Mark Bridge exposes the incompetence of the different health services in rationing technology – something no self employed businessman would risk: The Times 8th December 2016 – Hackers get easy route to patient data
Patients are being put at risk because most NHS trusts are using an obsolete IT operating system that no longer receives security updates, researchers have warned.
The trusts’ use of the old Windows XP system could enable hackers to steal patient data or take control of hospital infrastructure. Criminals have already used cyberattacks to hold hospitals to ransom and an NHS trust in Lincolnshire and East Yorkshire said this week that an attack in October led to the cancellation of more than 2,800 patient appointments, including operations.
Citrix, the software company, made freedom of information (FoI) requests to 63 NHS trusts, with 42 responding and 38 confirming that they still used XP.
Windows XP, introduced in 2001, has not received security updates from Microsoft since 2014. Security experts say that this leaves systems with significant vulnerabilities. Once a machine in a hospital’s network is compromised hackers can enter other systems to control equipment such as x-ray machines and target patient records.
A previous FoI request this summer indicated that around half of NHS trusts were last year hit by so-called ransomware attacks, where hackers lock down a hospital’s IT systems and demand payment.

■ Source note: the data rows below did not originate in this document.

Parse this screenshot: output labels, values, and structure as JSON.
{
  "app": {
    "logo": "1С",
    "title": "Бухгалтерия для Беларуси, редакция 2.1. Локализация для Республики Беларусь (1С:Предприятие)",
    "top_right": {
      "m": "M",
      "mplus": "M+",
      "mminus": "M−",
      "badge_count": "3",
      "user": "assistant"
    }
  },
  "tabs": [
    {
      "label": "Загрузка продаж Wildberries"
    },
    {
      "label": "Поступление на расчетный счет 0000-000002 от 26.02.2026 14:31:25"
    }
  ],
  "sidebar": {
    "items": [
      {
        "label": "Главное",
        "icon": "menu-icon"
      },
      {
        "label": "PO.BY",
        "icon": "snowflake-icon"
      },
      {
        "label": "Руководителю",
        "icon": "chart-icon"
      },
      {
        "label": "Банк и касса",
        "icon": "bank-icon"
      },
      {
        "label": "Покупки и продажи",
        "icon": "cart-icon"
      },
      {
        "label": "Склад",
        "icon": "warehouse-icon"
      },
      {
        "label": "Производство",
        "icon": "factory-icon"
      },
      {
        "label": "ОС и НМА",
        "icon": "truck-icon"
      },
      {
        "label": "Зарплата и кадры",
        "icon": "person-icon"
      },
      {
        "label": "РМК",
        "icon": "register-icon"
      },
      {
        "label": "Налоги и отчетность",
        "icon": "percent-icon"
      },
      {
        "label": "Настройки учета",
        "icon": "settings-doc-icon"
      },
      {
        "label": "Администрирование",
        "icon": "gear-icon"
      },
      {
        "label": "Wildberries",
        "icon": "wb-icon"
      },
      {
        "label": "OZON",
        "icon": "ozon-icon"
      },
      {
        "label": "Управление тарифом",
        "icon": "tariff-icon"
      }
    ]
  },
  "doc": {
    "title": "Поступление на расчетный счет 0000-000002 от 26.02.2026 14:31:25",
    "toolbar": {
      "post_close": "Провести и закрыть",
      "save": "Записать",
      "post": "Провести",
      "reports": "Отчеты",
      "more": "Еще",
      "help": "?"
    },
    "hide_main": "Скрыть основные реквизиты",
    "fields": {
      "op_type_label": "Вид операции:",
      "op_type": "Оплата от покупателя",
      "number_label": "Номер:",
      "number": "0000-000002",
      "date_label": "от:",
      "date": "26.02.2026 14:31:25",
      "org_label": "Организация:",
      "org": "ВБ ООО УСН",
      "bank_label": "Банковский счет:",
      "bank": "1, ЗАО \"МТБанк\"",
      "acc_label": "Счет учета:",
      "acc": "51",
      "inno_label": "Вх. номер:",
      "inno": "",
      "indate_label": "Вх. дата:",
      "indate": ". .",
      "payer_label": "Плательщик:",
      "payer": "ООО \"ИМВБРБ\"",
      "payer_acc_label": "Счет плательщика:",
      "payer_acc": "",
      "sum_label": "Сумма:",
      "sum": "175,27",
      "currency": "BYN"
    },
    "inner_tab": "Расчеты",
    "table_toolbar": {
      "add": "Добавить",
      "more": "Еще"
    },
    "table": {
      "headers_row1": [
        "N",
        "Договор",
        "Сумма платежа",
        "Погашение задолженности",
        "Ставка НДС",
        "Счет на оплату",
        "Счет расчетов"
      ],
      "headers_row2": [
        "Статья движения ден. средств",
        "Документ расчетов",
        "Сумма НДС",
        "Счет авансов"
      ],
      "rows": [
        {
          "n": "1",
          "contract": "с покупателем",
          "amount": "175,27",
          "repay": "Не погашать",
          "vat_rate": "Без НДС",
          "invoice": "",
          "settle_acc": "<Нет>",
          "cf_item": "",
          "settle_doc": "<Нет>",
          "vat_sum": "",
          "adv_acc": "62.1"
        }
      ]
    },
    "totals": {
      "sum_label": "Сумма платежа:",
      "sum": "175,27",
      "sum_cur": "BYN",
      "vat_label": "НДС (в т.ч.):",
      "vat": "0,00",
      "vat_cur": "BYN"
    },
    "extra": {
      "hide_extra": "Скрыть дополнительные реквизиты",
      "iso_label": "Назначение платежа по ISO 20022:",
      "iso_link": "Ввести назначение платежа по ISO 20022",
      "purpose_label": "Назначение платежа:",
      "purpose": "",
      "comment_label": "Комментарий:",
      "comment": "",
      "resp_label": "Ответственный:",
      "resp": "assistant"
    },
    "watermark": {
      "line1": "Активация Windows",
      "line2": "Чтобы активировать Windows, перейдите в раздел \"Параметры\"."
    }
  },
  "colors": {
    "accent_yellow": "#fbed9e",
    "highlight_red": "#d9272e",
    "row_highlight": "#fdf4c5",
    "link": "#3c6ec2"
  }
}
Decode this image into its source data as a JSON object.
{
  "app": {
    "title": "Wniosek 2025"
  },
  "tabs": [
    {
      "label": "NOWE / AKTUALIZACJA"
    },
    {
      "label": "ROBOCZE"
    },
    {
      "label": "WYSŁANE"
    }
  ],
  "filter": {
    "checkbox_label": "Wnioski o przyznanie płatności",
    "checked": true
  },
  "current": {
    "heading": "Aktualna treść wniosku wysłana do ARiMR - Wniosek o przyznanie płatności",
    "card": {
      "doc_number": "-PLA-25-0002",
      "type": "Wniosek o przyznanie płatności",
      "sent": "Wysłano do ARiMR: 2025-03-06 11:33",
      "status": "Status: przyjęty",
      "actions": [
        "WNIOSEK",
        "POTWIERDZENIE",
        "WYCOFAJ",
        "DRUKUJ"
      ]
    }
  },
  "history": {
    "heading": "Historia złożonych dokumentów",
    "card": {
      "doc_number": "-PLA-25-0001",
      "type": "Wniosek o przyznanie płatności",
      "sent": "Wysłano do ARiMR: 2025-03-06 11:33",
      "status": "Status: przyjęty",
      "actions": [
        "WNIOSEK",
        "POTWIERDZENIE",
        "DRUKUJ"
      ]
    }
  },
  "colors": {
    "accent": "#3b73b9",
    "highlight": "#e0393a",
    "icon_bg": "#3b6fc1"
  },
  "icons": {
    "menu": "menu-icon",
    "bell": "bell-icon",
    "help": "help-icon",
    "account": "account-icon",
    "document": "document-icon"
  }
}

The trusts either denied that they had paid up or would not say.
Jamie Moles of Lastline, a malware-detection company, said: “It’s no surprise to hear that the cash-strapped NHS is still running Windows XP. While security remains a low priority for management, they will increasingly fall victim to these kinds of threats.
“While security remains a low priority for NHS management, they will increasingly fall victim to these kinds of threats, which wouldn’t be a serious problem except it results in cancellation of treatments whilst the affected systems are investigated and cleaned up.”
The Metropolitan Police also admitted yesterday that it is still using the 15-year-old XP software on almost 20,000 desktop computers.